Affordable prices. You all know I love a good deal so I set out to see what I could find for $30. I went home with the dress featured in this post ($8), a baking tool, a brand new toy for my nephew, a dress for my niece, a cross body purse, and a pair of sweatpants. Not too shabby!
The selection is just right. I’m always looking for a balance between new and vintage items and Common Threads nailed them both. There’s also a rack of designer pieces, perfect for those on the hunt for brand names or those who don’t like thrill of the hunt and like to get right to it.
The decor. Nothing gets me quite like minimalism decor (other than thrift store prices, of course). I must admit I spent more time admiring the decor than hunting the racks.
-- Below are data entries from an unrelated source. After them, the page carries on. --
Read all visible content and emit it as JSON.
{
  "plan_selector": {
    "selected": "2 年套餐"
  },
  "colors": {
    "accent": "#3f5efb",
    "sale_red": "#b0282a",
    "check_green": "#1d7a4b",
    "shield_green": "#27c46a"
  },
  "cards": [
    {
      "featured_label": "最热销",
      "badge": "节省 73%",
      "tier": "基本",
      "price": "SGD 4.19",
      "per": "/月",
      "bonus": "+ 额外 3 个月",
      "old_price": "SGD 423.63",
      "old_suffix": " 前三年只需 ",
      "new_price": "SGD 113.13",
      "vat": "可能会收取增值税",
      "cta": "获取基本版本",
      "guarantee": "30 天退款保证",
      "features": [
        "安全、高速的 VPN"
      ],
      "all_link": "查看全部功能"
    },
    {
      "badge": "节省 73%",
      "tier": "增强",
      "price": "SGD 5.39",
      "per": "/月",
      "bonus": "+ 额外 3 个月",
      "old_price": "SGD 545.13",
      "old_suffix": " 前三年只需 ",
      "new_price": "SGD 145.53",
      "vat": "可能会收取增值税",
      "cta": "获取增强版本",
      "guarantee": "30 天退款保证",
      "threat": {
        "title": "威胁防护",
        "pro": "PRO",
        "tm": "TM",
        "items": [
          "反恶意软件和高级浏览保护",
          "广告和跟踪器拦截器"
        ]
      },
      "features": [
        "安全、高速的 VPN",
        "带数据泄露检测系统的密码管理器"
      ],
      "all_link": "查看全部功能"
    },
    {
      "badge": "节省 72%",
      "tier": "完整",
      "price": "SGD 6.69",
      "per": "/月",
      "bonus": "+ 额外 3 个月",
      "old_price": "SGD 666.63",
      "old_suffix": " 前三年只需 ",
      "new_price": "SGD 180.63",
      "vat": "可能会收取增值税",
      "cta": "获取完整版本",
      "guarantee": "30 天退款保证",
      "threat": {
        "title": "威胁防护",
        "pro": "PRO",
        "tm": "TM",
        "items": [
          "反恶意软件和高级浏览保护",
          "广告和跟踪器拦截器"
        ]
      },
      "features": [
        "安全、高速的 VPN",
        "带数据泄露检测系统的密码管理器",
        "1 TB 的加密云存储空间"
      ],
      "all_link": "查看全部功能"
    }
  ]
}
A few things caught that my eye: the racks are filled with hundreds of items but Common Threads doesn’t leave you feeling overwhelmed. They have a strategic way of arranging their clothing without it feeling like you’re at a rummage sale. Inspired by the likes of Anthropologie, the display windows are designed to perfection. I’ve never seen a thrift store put so much thought into their displays before. Not to mention the wood display inside the store was built by local artists Jessica and Jerry Birchfield using an innovative lab at Case. Greg Ernst of AODK Architects in Lakewood also contributed to the design and fabrication.
A great Instagram. I’m a sucker for a clean, simple and bright Instagram and Common Threads has just that.